Tips and Trends Industry Advice and Developments

Top Talent Wants a Lifestyle, Not a Workplace

In 2020, businesses faced demands for radical transparency. Across the professional service industries, including law, the calls were often coming from inside the house.

Amy M. Litt

Employees and prospective candidates alike are looking closely at employers’ behavior and demanding action when leadership comes up short. These employees may have joined a firm for compensation and career advancement, but now that parity is the norm, will they stay? In 2021, your firm’s values, messaging and reputation — your brand — will be more important than ever. Firms that look to the best practices of successful lifestyle brands will stand the best chance of attracting and retaining top talent this year.

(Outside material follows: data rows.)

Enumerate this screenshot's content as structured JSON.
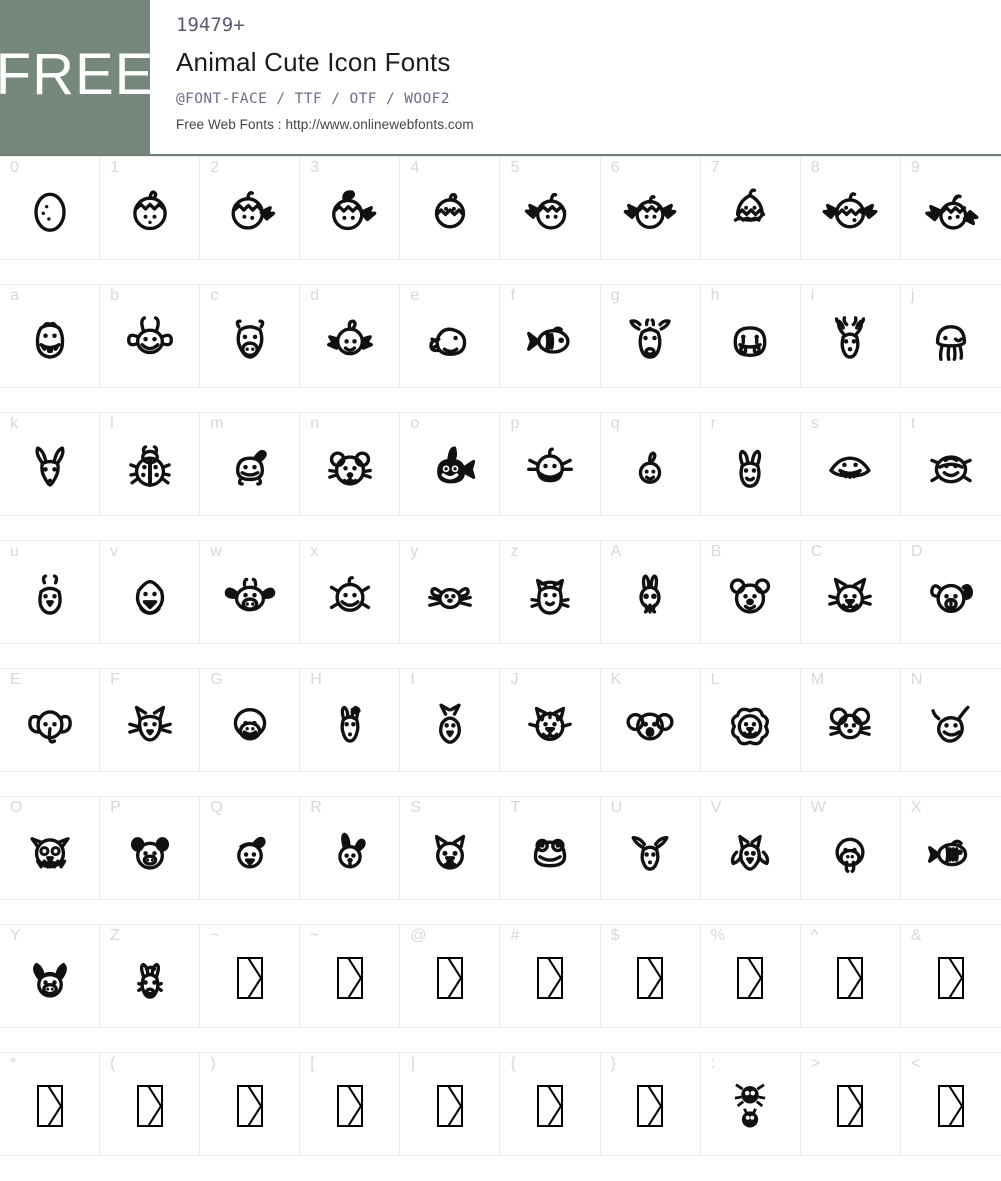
{
  "header": {
    "badge_label": "FREE",
    "glyph_count": "19479+",
    "font_title": "Animal Cute Icon Fonts",
    "formats": "@FONT-FACE / TTF / OTF / WOOF2",
    "source": "Free Web Fonts : http://www.onlinewebfonts.com",
    "accent_color": "#76877c",
    "count_color": "#5a5a73",
    "formats_color": "#6d6d8c"
  },
  "grid": {
    "columns": 10,
    "rows": [
      {
        "cells": [
          {
            "label": "0",
            "glyph": "egg"
          },
          {
            "label": "1",
            "glyph": "chick-hatching"
          },
          {
            "label": "2",
            "glyph": "chick-one-wing"
          },
          {
            "label": "3",
            "glyph": "chick-wing-tuft"
          },
          {
            "label": "4",
            "glyph": "chick-shell"
          },
          {
            "label": "5",
            "glyph": "chick-left-wing"
          },
          {
            "label": "6",
            "glyph": "chick-two-wings"
          },
          {
            "label": "7",
            "glyph": "chick-in-shell"
          },
          {
            "label": "8",
            "glyph": "chick-wings-shell"
          },
          {
            "label": "9",
            "glyph": "chick-flapping"
          }
        ]
      },
      {
        "cells": [
          {
            "label": "a",
            "glyph": "alligator"
          },
          {
            "label": "b",
            "glyph": "bee"
          },
          {
            "label": "c",
            "glyph": "camel"
          },
          {
            "label": "d",
            "glyph": "duck"
          },
          {
            "label": "e",
            "glyph": "elephant-seal"
          },
          {
            "label": "f",
            "glyph": "fish"
          },
          {
            "label": "g",
            "glyph": "giraffe"
          },
          {
            "label": "h",
            "glyph": "hippo"
          },
          {
            "label": "i",
            "glyph": "impala-deer"
          },
          {
            "label": "j",
            "glyph": "jellyfish"
          }
        ]
      },
      {
        "cells": [
          {
            "label": "k",
            "glyph": "kangaroo"
          },
          {
            "label": "l",
            "glyph": "ladybug"
          },
          {
            "label": "m",
            "glyph": "manatee"
          },
          {
            "label": "n",
            "glyph": "mouse-bear"
          },
          {
            "label": "o",
            "glyph": "orca"
          },
          {
            "label": "p",
            "glyph": "platypus"
          },
          {
            "label": "q",
            "glyph": "quail"
          },
          {
            "label": "r",
            "glyph": "rabbit"
          },
          {
            "label": "s",
            "glyph": "stingray"
          },
          {
            "label": "t",
            "glyph": "turtle"
          }
        ]
      },
      {
        "cells": [
          {
            "label": "u",
            "glyph": "urchin-bird"
          },
          {
            "label": "v",
            "glyph": "vulture"
          },
          {
            "label": "w",
            "glyph": "cow"
          },
          {
            "label": "x",
            "glyph": "x-ray-fish"
          },
          {
            "label": "y",
            "glyph": "yak-mouse"
          },
          {
            "label": "z",
            "glyph": "zebra-cat"
          },
          {
            "label": "A",
            "glyph": "bunny"
          },
          {
            "label": "B",
            "glyph": "bear"
          },
          {
            "label": "C",
            "glyph": "cat"
          },
          {
            "label": "D",
            "glyph": "dog"
          }
        ]
      },
      {
        "cells": [
          {
            "label": "E",
            "glyph": "elephant"
          },
          {
            "label": "F",
            "glyph": "fox"
          },
          {
            "label": "G",
            "glyph": "gorilla"
          },
          {
            "label": "H",
            "glyph": "horse"
          },
          {
            "label": "I",
            "glyph": "ibis"
          },
          {
            "label": "J",
            "glyph": "jaguar"
          },
          {
            "label": "K",
            "glyph": "koala"
          },
          {
            "label": "L",
            "glyph": "lion"
          },
          {
            "label": "M",
            "glyph": "mouse"
          },
          {
            "label": "N",
            "glyph": "narwhal"
          }
        ]
      },
      {
        "cells": [
          {
            "label": "O",
            "glyph": "owl"
          },
          {
            "label": "P",
            "glyph": "pig"
          },
          {
            "label": "Q",
            "glyph": "quokka"
          },
          {
            "label": "R",
            "glyph": "rabbit-head"
          },
          {
            "label": "S",
            "glyph": "squirrel"
          },
          {
            "label": "T",
            "glyph": "toad"
          },
          {
            "label": "U",
            "glyph": "unicorn-goat"
          },
          {
            "label": "V",
            "glyph": "vampire-bat"
          },
          {
            "label": "W",
            "glyph": "walrus"
          },
          {
            "label": "X",
            "glyph": "x-fish"
          }
        ]
      },
      {
        "cells": [
          {
            "label": "Y",
            "glyph": "yak"
          },
          {
            "label": "Z",
            "glyph": "zebra"
          },
          {
            "label": "~",
            "glyph": "missing"
          },
          {
            "label": "~",
            "glyph": "missing"
          },
          {
            "label": "@",
            "glyph": "missing"
          },
          {
            "label": "#",
            "glyph": "missing"
          },
          {
            "label": "$",
            "glyph": "missing"
          },
          {
            "label": "%",
            "glyph": "missing"
          },
          {
            "label": "^",
            "glyph": "missing"
          },
          {
            "label": "&",
            "glyph": "missing"
          }
        ]
      },
      {
        "cells": [
          {
            "label": "*",
            "glyph": "missing"
          },
          {
            "label": "(",
            "glyph": "missing"
          },
          {
            "label": ")",
            "glyph": "missing"
          },
          {
            "label": "[",
            "glyph": "missing"
          },
          {
            "label": "]",
            "glyph": "missing"
          },
          {
            "label": "{",
            "glyph": "missing"
          },
          {
            "label": "}",
            "glyph": "missing"
          },
          {
            "label": ":",
            "glyph": "two-bugs"
          },
          {
            "label": ">",
            "glyph": "missing"
          },
          {
            "label": "<",
            "glyph": "missing"
          }
        ]
      }
    ]
  }
}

Whether you attract industry vets or new graduates, you probably already know they have a similar vision of your brand as your clients. Many hires, especially those in management, largely define themselves by their employer and its outward-facing reputation. It’s critical that your recruitment process aligns with the identity you want to build as a firm, that you are speaking to your target audiences’ decision-making drivers.

Make sure your brand guidelines include a mission statement, values or tone of voice. Given the difference between who you are hiring and who is hiring you, you may consider creating a sub-brand just for recruiting. Next, take a look at your firm’s website, social media and any other recruiting tactics. Are you consistently articulating who you are as an organization? And are you doing so in a way that is relevant to your ideal candidate? The best lifestyle brands know exactly who their customers are and what they want. You can use the same approach to be attractive and memorable to top talent.

Finally, take a look at your careers page and the job listings posted. In particular, potential employees want to know that you’ve given a lot of thought to their health and safety. What is your work-from-home policy? How are you addressing diversity and inclusion at all levels? How are you supporting those caring for family? What support resources are available? Answering these essential questions up front will show your understanding of the candidate's concerns.


Your clients get proactive, individualized treatment so why not take the same approach to top-notch hires? Right now, job hunters know that digital networking is more important than ever, which is why they’re looking beyond job boards and signing up for a multitude of newsletters so that they can stay on top of fresh positions and related industry news. Your firm can easily provide this content — your career openings, your unique perspective on how you and your industry have adapted to the uncertainty of the last year, as well as the new challenges and opportunities that exist. Bragging a bit about recent new clients or completed projects can also build confidence in your business’s stability. Your careers page is a great place to add a sign-up button for this newsletter. A competitive hire might not be ready to submit an application, but they’ll almost certainly appreciate the effort you put into being a thought leader in your field and will sign up for your newsletter in return.


Hiring is a multistep process, from the initial application to the final interview. When was the last time you did a quick review of your process?

It’s a common complaint: Qualified and interested candidates are often turned off by a clunky online application. If your company requires applicants to re-enter their résumé in a time-consuming form, ask yourself if this process has any measurable benefit to you. Many applicants, especially high-value ones, will chafe at this task when they could simply attach their résumé or a link to their portfolio. At the same time, it’s OK to create different applications for different positions, according to your needs. The goal is to ensure that you get the information you need from your prospective hires, and they feel like they’re able to present their best selves, so that you can start choosing who to interview. 

People have become used to an intuitive user experience and constant status updates. Show respect for candidates’ time and investment. Be transparent about any tests you’ll be giving, whether the work performed will be paid, and how that work may be used in the future. These are pain points for many job seekers and the sooner you get out in front of them, the more trust your applicants will have in you and your brand. Overall, addressing your ability to offer a streamlined, intuitive and customized hiring experience at every turn will certainly make your company appear more attractive in the eyes of a potential hire.


It’s safe to assume that the person you’re recruiting is interviewing at other places as well. Throughout the interview process, it’s important to stay in communication. Staying on top of the process and keeping the applicant informed not only provides clarity, but makes your brand look organized and efficient. Remember when you were looking for work and how frustrating it was to be led on or to be the one to always initiate the follow-up? Take that into account and let applicants know where they stand in the process. 


Now that you have put in the effort to bring in top talent, you need to keep them. After all, brand loyalty counts just as much in employee retention as customer retention. Working a fast-paced job in the current environment is, to be frank, brutal. Make sure you and your team are engaging in robust internal communications, creating a safe work environment for all types of people and ensuring that your employees’ work is the ticket to career advancement.

And don’t forget to find opportunities to surprise, delight and say thank you. With so many teams working remotely or on hybrid schedules, employees are looking to their employers for leadership, now more than ever.